▶ _Instructions to follow_
From the entries below, give the number of lines where the word "icon" occurs, and nothing else.

(Interface dataset entries)
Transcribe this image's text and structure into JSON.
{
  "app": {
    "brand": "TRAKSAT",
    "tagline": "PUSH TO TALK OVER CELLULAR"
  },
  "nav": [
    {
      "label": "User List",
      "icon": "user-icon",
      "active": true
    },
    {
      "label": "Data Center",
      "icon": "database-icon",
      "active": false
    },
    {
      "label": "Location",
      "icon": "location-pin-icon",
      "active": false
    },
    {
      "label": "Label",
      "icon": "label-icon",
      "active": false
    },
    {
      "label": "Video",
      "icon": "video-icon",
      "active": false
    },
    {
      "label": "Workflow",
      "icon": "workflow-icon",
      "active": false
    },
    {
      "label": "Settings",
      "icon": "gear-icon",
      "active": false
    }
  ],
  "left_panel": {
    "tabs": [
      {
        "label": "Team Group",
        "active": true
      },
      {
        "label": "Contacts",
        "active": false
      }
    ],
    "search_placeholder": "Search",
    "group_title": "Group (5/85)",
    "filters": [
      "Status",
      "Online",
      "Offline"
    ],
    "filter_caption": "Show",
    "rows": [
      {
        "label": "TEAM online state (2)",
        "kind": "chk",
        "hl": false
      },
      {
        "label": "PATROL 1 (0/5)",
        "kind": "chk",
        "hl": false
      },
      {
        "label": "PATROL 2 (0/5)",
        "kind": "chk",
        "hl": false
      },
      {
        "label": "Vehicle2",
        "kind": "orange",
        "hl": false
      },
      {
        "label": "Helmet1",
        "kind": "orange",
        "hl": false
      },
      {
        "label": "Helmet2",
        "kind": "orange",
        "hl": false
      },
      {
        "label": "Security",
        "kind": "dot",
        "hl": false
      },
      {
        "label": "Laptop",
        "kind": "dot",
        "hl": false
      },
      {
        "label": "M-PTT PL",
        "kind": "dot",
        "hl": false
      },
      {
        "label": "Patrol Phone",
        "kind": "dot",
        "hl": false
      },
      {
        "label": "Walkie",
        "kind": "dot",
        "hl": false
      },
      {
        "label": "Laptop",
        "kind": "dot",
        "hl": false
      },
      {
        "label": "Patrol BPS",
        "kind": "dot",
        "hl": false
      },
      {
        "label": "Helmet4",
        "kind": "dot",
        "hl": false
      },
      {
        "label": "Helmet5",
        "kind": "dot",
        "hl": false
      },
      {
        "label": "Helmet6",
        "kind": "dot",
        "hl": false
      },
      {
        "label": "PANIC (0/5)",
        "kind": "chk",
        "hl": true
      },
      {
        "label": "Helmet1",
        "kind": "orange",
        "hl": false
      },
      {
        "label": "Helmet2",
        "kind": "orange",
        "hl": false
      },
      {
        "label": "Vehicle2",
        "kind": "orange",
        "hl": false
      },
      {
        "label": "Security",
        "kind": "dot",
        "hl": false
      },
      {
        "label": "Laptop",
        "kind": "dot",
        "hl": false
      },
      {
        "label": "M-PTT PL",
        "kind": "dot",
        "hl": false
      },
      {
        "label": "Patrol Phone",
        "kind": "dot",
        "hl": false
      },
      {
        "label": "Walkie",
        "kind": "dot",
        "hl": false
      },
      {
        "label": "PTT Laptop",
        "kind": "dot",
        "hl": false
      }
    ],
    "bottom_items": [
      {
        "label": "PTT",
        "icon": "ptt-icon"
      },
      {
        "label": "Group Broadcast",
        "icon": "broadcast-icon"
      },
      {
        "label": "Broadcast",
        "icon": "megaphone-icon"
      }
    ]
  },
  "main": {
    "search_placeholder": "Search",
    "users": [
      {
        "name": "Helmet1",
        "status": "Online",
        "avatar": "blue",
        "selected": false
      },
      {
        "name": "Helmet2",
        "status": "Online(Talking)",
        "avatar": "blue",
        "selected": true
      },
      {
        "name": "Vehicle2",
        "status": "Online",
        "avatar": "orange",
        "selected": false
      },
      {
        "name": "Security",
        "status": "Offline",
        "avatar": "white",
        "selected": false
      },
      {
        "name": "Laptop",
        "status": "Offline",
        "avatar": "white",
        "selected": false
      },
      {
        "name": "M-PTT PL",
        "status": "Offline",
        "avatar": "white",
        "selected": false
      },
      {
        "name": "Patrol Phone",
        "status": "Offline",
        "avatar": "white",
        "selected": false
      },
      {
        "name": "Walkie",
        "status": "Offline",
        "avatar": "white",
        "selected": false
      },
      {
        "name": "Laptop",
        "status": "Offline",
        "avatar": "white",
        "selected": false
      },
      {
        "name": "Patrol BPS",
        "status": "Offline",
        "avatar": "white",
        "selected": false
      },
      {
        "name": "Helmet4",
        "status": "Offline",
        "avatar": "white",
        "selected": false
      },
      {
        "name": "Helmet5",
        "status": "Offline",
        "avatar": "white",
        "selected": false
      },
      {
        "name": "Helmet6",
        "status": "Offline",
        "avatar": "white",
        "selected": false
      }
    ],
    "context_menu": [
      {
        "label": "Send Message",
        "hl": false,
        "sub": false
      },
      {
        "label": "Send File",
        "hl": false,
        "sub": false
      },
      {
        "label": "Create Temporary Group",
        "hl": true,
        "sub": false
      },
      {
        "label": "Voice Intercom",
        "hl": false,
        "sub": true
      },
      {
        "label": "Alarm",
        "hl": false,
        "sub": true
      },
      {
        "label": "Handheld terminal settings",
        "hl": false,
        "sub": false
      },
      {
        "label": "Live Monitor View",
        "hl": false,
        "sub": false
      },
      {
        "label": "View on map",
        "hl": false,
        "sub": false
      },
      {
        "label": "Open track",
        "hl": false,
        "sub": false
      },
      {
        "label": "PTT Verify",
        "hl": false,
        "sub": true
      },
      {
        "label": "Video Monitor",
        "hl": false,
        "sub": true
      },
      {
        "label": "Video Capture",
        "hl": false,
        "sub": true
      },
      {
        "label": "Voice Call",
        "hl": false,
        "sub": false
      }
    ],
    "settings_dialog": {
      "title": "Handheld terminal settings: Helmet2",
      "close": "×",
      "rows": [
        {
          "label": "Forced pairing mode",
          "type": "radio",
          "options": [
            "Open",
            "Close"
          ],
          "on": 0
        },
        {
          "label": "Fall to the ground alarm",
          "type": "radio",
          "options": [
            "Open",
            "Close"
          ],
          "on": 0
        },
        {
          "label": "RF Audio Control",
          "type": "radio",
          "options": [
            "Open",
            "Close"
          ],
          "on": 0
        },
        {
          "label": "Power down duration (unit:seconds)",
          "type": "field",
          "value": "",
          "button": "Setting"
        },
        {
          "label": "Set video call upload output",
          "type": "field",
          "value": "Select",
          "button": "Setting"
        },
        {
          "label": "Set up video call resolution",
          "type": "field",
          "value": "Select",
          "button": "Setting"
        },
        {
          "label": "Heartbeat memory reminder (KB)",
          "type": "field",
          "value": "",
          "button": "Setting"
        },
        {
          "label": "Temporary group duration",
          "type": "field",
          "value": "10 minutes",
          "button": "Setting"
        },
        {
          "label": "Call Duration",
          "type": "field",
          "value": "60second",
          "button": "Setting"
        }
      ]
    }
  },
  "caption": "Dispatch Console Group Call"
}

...

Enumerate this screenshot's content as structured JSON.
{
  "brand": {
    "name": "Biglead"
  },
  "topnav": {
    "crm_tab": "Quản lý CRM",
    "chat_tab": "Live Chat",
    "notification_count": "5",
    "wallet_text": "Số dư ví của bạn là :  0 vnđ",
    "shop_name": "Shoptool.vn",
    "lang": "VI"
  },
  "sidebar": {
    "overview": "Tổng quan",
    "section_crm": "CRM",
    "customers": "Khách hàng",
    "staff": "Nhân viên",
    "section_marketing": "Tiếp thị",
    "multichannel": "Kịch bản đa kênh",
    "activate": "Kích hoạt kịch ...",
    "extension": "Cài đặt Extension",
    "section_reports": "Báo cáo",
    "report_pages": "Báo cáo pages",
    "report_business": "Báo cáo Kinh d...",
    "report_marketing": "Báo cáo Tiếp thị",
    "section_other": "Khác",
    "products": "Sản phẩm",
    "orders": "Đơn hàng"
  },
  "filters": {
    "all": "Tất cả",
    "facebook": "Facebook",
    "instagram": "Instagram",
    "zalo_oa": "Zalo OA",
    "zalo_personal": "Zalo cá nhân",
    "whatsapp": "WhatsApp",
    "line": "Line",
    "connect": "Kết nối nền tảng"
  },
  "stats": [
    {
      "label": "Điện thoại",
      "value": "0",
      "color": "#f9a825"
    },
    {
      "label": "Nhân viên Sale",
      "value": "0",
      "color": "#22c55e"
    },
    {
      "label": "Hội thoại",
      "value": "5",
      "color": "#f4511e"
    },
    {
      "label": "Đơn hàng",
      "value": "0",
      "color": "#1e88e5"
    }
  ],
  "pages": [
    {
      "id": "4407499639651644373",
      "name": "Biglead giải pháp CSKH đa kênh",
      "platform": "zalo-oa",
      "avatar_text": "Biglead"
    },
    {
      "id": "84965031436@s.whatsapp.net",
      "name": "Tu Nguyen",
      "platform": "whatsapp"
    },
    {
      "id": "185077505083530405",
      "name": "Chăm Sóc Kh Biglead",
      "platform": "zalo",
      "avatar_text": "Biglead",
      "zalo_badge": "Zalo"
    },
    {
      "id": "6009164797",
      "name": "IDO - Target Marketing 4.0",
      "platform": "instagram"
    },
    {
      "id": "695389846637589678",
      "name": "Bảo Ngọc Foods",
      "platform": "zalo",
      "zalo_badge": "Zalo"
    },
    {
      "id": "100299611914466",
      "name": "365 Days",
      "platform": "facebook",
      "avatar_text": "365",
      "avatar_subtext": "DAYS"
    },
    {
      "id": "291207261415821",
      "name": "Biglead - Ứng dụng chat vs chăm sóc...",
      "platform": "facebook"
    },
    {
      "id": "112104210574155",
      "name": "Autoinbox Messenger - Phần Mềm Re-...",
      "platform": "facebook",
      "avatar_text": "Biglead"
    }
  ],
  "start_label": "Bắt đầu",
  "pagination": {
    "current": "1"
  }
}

▶ _Answer to the problem_
10